British Airways flight 2276, which was due to fly from Las Vegas to London Gatwick, suffered an uncontained engine failure and subsequent fire during take-off at Las Vegas McCarran Airport on the 8th September 2015. All passengers were safely evacuated from the aircraft which suffered significant damage to the engine, wing and hull.
According to the NTSB a fatigue crack in the high-pressure compressor stage 8 disk web caused the uncontained engine failure. The subsequent destruction of the engine section caused the main fuel supply line to separate fuelling a large fire.
The report also criticised the actions of the Pilot, Captain Chris Henkey.
According to the NTSB the captain ordered passengers to evacuate from the right side of the aircraft. But the engine on that side continued to run for 43 seconds after the evacuation order, This meant that two emergency slides were blown out of position and unusable for the evacuation.
The passengers and crew were able to use two of the eight doors to leave the 777 before smoke and fire encroached the fuselage.
The NTSB report says that the captain did not use his quick reference handbook (QRH) and it was only when a third pilot in the cockpit noticed the right engine was still running that the engine was shut down.

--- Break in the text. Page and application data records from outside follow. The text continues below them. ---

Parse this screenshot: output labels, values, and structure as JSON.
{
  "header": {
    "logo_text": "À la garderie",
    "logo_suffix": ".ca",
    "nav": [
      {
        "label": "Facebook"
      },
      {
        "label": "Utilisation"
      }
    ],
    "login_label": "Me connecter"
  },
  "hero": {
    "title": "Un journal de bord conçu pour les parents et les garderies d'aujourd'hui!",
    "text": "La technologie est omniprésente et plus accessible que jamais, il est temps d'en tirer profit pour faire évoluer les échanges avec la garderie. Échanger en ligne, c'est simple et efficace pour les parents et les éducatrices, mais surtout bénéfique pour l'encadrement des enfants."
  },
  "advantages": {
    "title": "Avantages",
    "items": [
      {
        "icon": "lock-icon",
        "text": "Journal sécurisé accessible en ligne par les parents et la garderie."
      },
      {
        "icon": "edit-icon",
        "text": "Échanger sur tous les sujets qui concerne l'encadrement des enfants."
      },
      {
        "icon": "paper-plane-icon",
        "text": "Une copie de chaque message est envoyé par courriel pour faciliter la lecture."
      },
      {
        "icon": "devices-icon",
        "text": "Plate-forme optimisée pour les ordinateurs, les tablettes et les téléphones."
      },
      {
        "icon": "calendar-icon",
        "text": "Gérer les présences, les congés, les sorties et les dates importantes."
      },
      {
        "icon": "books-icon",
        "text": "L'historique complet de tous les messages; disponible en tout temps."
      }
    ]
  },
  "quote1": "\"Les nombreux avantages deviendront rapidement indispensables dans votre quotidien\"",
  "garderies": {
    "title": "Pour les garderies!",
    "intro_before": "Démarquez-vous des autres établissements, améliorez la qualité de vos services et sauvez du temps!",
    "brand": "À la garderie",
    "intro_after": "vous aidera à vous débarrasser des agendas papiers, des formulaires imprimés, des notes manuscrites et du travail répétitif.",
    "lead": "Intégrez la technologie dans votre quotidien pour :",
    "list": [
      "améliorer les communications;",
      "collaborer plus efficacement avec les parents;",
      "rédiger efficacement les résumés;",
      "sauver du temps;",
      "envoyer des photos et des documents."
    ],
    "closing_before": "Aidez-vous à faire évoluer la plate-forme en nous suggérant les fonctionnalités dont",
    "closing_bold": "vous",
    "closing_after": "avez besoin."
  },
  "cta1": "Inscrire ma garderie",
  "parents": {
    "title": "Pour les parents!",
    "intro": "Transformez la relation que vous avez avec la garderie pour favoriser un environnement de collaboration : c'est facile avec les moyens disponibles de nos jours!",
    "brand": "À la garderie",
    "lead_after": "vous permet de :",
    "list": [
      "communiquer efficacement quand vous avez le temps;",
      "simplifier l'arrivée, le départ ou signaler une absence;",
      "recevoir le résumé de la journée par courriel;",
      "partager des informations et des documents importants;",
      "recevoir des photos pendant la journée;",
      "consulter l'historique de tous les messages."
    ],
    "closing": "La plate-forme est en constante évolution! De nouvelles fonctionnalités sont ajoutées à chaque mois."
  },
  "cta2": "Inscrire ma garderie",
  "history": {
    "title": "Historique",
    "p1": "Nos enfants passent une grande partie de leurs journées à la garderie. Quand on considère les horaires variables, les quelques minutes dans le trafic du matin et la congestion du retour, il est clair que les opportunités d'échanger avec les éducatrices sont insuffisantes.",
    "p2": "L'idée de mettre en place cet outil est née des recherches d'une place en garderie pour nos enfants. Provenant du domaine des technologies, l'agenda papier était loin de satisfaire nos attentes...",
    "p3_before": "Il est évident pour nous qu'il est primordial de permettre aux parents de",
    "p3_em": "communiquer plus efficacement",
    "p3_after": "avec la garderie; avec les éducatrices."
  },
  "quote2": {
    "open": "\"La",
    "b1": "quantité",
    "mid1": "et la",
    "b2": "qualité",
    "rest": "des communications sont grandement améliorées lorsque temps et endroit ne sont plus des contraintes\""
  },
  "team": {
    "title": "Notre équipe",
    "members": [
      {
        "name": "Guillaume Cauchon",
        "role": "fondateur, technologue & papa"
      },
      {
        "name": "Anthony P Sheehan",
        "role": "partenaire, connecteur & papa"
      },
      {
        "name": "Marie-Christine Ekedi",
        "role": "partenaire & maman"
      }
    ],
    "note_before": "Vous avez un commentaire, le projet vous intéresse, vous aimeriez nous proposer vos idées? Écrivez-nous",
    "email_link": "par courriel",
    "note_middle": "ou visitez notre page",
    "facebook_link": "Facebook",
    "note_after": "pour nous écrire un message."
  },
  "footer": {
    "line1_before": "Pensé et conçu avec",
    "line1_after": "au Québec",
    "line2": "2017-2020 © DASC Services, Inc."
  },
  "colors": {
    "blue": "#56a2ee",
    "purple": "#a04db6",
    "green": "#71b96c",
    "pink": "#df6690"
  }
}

The NTSB says this happened “Because the captain did not follow standard procedures, his call for the evacuation checklist and the shutdown of the right engine were delayed,”.
The report goes on to say that the disk web was not an area that needed inspection as part of the maintenance schedule. If it had then the crack would have been picked up when the engine underwent maintenance in 2008.
Since the incident, GE has brought in inspection procedures designed to detect disk web cracks.